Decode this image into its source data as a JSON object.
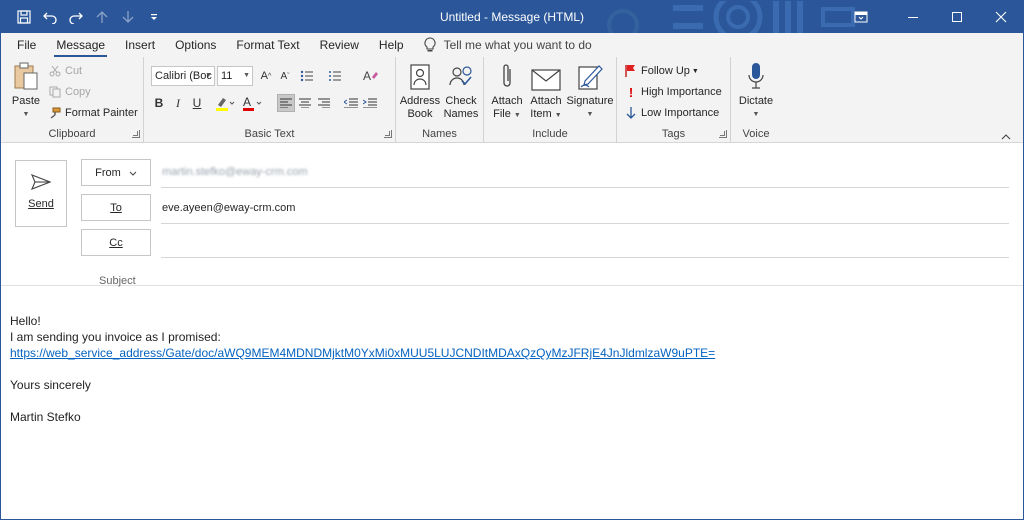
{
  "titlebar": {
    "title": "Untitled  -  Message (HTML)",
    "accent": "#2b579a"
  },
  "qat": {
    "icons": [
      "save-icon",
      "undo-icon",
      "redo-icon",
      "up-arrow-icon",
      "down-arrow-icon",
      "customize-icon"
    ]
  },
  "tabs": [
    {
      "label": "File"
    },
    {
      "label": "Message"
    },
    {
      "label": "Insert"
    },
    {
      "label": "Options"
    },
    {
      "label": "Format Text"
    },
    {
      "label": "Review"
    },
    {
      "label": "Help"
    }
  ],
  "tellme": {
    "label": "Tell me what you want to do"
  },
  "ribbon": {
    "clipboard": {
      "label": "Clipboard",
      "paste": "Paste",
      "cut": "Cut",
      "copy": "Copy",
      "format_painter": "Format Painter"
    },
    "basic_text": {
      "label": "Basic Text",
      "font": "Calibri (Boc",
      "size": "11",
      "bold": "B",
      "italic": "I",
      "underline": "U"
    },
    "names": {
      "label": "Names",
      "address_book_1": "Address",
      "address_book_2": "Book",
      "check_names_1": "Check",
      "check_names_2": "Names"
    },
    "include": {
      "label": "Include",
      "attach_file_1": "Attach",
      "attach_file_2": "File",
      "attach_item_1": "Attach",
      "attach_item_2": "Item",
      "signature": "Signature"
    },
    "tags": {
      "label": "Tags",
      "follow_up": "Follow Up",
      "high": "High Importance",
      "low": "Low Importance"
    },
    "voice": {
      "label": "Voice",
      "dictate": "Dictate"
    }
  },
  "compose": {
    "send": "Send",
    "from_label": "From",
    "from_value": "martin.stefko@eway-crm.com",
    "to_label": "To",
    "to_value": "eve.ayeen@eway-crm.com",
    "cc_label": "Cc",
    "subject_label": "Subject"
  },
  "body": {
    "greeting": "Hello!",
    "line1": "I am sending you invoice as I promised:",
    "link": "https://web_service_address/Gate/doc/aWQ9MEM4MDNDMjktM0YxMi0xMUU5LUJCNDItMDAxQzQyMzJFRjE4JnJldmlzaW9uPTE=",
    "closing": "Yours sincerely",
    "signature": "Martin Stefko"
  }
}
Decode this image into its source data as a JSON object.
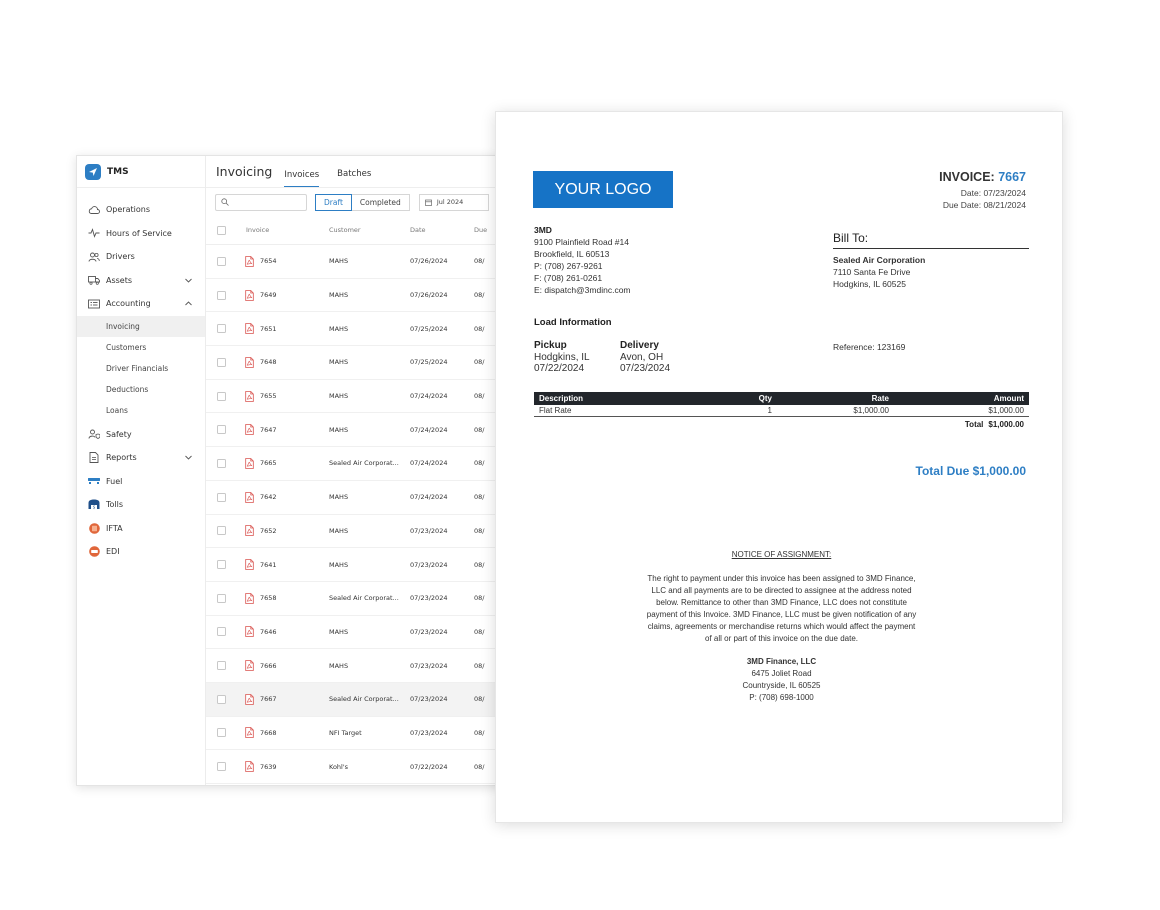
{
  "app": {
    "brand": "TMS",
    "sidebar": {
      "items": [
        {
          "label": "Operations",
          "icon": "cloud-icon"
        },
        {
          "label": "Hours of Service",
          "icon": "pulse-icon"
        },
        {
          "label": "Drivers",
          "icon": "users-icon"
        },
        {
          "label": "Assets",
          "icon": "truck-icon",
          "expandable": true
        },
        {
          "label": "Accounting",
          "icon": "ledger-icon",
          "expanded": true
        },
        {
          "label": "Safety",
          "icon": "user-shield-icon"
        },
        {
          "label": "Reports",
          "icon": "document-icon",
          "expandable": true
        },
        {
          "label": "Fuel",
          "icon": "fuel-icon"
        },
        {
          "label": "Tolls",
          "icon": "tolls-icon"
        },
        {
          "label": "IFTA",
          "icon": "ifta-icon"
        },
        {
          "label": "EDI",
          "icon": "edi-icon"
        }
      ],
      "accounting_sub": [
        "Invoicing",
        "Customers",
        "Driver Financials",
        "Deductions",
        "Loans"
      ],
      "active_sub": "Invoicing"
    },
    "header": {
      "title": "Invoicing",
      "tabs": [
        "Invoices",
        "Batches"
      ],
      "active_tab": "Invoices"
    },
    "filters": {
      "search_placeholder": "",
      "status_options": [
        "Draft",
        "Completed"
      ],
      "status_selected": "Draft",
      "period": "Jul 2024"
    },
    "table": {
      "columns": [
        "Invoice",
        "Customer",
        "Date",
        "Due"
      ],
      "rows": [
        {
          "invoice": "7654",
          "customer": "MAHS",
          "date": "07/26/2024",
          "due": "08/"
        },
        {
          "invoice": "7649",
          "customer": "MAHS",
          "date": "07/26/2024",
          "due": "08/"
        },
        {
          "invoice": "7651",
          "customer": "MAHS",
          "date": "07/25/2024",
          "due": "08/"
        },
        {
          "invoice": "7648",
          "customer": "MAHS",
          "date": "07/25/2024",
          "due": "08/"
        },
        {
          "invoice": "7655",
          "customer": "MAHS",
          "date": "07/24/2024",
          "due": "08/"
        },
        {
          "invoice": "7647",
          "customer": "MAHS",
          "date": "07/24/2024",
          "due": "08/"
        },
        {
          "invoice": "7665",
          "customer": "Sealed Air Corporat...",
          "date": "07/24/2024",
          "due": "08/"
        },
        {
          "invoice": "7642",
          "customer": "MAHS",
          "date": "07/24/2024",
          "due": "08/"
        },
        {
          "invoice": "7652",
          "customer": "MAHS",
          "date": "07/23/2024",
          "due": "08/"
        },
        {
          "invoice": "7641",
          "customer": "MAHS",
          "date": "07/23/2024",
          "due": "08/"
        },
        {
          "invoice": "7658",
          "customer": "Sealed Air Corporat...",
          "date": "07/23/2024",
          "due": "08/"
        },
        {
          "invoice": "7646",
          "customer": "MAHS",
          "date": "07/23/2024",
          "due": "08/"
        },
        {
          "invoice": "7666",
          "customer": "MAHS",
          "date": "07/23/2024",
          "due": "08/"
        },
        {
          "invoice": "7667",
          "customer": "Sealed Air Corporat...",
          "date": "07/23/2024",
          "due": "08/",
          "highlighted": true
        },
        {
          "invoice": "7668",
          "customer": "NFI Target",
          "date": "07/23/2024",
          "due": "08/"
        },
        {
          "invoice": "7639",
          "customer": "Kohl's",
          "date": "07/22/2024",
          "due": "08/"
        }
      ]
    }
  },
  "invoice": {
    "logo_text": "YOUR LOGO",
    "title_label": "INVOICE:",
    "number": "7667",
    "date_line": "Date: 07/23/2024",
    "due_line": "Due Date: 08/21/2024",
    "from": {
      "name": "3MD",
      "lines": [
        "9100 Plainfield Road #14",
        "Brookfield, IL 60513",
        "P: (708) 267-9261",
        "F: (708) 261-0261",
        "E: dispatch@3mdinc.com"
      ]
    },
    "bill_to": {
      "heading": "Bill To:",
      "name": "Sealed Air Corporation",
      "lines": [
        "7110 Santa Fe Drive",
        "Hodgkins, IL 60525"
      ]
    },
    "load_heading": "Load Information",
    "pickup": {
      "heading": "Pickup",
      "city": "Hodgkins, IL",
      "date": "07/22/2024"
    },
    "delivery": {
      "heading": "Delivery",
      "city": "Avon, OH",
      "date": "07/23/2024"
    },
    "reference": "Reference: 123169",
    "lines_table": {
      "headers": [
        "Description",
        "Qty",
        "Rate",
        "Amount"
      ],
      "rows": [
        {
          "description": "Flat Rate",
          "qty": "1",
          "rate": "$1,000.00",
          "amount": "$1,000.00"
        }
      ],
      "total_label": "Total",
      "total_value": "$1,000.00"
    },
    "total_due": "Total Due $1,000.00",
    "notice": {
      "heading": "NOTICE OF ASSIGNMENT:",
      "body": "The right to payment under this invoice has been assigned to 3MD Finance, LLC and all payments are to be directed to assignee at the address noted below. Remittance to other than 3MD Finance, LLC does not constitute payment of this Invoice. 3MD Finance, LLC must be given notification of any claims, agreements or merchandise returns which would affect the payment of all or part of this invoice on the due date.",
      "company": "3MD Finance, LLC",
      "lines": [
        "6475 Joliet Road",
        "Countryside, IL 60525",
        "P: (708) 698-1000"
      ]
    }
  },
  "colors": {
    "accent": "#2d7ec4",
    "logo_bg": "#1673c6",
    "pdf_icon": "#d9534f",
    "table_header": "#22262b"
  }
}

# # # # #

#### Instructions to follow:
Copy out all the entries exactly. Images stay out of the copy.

#### Expected answer:
Decode this image into its source data as a JSON object.
{
  "titlebar": {
    "title": "Untitled  -  Message (HTML)",
    "accent": "#2b579a"
  },
  "qat": {
    "icons": [
      "save-icon",
      "undo-icon",
      "redo-icon",
      "up-arrow-icon",
      "down-arrow-icon",
      "customize-icon"
    ]
  },
  "tabs": [
    {
      "label": "File"
    },
    {
      "label": "Message"
    },
    {
      "label": "Insert"
    },
    {
      "label": "Options"
    },
    {
      "label": "Format Text"
    },
    {
      "label": "Review"
    },
    {
      "label": "Help"
    }
  ],
  "tellme": {
    "label": "Tell me what you want to do"
  },
  "ribbon": {
    "clipboard": {
      "label": "Clipboard",
      "paste": "Paste",
      "cut": "Cut",
      "copy": "Copy",
      "format_painter": "Format Painter"
    },
    "basic_text": {
      "label": "Basic Text",
      "font": "Calibri (Boc",
      "size": "11",
      "bold": "B",
      "italic": "I",
      "underline": "U"
    },
    "names": {
      "label": "Names",
      "address_book_1": "Address",
      "address_book_2": "Book",
      "check_names_1": "Check",
      "check_names_2": "Names"
    },
    "include": {
      "label": "Include",
      "attach_file_1": "Attach",
      "attach_file_2": "File",
      "attach_item_1": "Attach",
      "attach_item_2": "Item",
      "signature": "Signature"
    },
    "tags": {
      "label": "Tags",
      "follow_up": "Follow Up",
      "high": "High Importance",
      "low": "Low Importance"
    },
    "voice": {
      "label": "Voice",
      "dictate": "Dictate"
    }
  },
  "compose": {
    "send": "Send",
    "from_label": "From",
    "from_value": "martin.stefko@eway-crm.com",
    "to_label": "To",
    "to_value": "eve.ayeen@eway-crm.com",
    "cc_label": "Cc",
    "subject_label": "Subject"
  },
  "body": {
    "greeting": "Hello!",
    "line1": "I am sending you invoice as I promised:",
    "link": "https://web_service_address/Gate/doc/aWQ9MEM4MDNDMjktM0YxMi0xMUU5LUJCNDItMDAxQzQyMzJFRjE4JnJldmlzaW9uPTE=",
    "closing": "Yours sincerely",
    "signature": "Martin Stefko"
  }
}
Decode this image into its source data as a JSON object.
{
  "app": {
    "brand": "TMS",
    "sidebar": {
      "items": [
        {
          "label": "Operations",
          "icon": "cloud-icon"
        },
        {
          "label": "Hours of Service",
          "icon": "pulse-icon"
        },
        {
          "label": "Drivers",
          "icon": "users-icon"
        },
        {
          "label": "Assets",
          "icon": "truck-icon",
          "expandable": true
        },
        {
          "label": "Accounting",
          "icon": "ledger-icon",
          "expanded": true
        },
        {
          "label": "Safety",
          "icon": "user-shield-icon"
        },
        {
          "label": "Reports",
          "icon": "document-icon",
          "expandable": true
        },
        {
          "label": "Fuel",
          "icon": "fuel-icon"
        },
        {
          "label": "Tolls",
          "icon": "tolls-icon"
        },
        {
          "label": "IFTA",
          "icon": "ifta-icon"
        },
        {
          "label": "EDI",
          "icon": "edi-icon"
        }
      ],
      "accounting_sub": [
        "Invoicing",
        "Customers",
        "Driver Financials",
        "Deductions",
        "Loans"
      ],
      "active_sub": "Invoicing"
    },
    "header": {
      "title": "Invoicing",
      "tabs": [
        "Invoices",
        "Batches"
      ],
      "active_tab": "Invoices"
    },
    "filters": {
      "search_placeholder": "",
      "status_options": [
        "Draft",
        "Completed"
      ],
      "status_selected": "Draft",
      "period": "Jul 2024"
    },
    "table": {
      "columns": [
        "Invoice",
        "Customer",
        "Date",
        "Due"
      ],
      "rows": [
        {
          "invoice": "7654",
          "customer": "MAHS",
          "date": "07/26/2024",
          "due": "08/"
        },
        {
          "invoice": "7649",
          "customer": "MAHS",
          "date": "07/26/2024",
          "due": "08/"
        },
        {
          "invoice": "7651",
          "customer": "MAHS",
          "date": "07/25/2024",
          "due": "08/"
        },
        {
          "invoice": "7648",
          "customer": "MAHS",
          "date": "07/25/2024",
          "due": "08/"
        },
        {
          "invoice": "7655",
          "customer": "MAHS",
          "date": "07/24/2024",
          "due": "08/"
        },
        {
          "invoice": "7647",
          "customer": "MAHS",
          "date": "07/24/2024",
          "due": "08/"
        },
        {
          "invoice": "7665",
          "customer": "Sealed Air Corporat...",
          "date": "07/24/2024",
          "due": "08/"
        },
        {
          "invoice": "7642",
          "customer": "MAHS",
          "date": "07/24/2024",
          "due": "08/"
        },
        {
          "invoice": "7652",
          "customer": "MAHS",
          "date": "07/23/2024",
          "due": "08/"
        },
        {
          "invoice": "7641",
          "customer": "MAHS",
          "date": "07/23/2024",
          "due": "08/"
        },
        {
          "invoice": "7658",
          "customer": "Sealed Air Corporat...",
          "date": "07/23/2024",
          "due": "08/"
        },
        {
          "invoice": "7646",
          "customer": "MAHS",
          "date": "07/23/2024",
          "due": "08/"
        },
        {
          "invoice": "7666",
          "customer": "MAHS",
          "date": "07/23/2024",
          "due": "08/"
        },
        {
          "invoice": "7667",
          "customer": "Sealed Air Corporat...",
          "date": "07/23/2024",
          "due": "08/",
          "highlighted": true
        },
        {
          "invoice": "7668",
          "customer": "NFI Target",
          "date": "07/23/2024",
          "due": "08/"
        },
        {
          "invoice": "7639",
          "customer": "Kohl's",
          "date": "07/22/2024",
          "due": "08/"
        }
      ]
    }
  },
  "invoice": {
    "logo_text": "YOUR LOGO",
    "title_label": "INVOICE:",
    "number": "7667",
    "date_line": "Date: 07/23/2024",
    "due_line": "Due Date: 08/21/2024",
    "from": {
      "name": "3MD",
      "lines": [
        "9100 Plainfield Road #14",
        "Brookfield, IL 60513",
        "P: (708) 267-9261",
        "F: (708) 261-0261",
        "E: dispatch@3mdinc.com"
      ]
    },
    "bill_to": {
      "heading": "Bill To:",
      "name": "Sealed Air Corporation",
      "lines": [
        "7110 Santa Fe Drive",
        "Hodgkins, IL 60525"
      ]
    },
    "load_heading": "Load Information",
    "pickup": {
      "heading": "Pickup",
      "city": "Hodgkins, IL",
      "date": "07/22/2024"
    },
    "delivery": {
      "heading": "Delivery",
      "city": "Avon, OH",
      "date": "07/23/2024"
    },
    "reference": "Reference: 123169",
    "lines_table": {
      "headers": [
        "Description",
        "Qty",
        "Rate",
        "Amount"
      ],
      "rows": [
        {
          "description": "Flat Rate",
          "qty": "1",
          "rate": "$1,000.00",
          "amount": "$1,000.00"
        }
      ],
      "total_label": "Total",
      "total_value": "$1,000.00"
    },
    "total_due": "Total Due $1,000.00",
    "notice": {
      "heading": "NOTICE OF ASSIGNMENT:",
      "body": "The right to payment under this invoice has been assigned to 3MD Finance, LLC and all payments are to be directed to assignee at the address noted below. Remittance to other than 3MD Finance, LLC does not constitute payment of this Invoice. 3MD Finance, LLC must be given notification of any claims, agreements or merchandise returns which would affect the payment of all or part of this invoice on the due date.",
      "company": "3MD Finance, LLC",
      "lines": [
        "6475 Joliet Road",
        "Countryside, IL 60525",
        "P: (708) 698-1000"
      ]
    }
  },
  "colors": {
    "accent": "#2d7ec4",
    "logo_bg": "#1673c6",
    "pdf_icon": "#d9534f",
    "table_header": "#22262b"
  }
}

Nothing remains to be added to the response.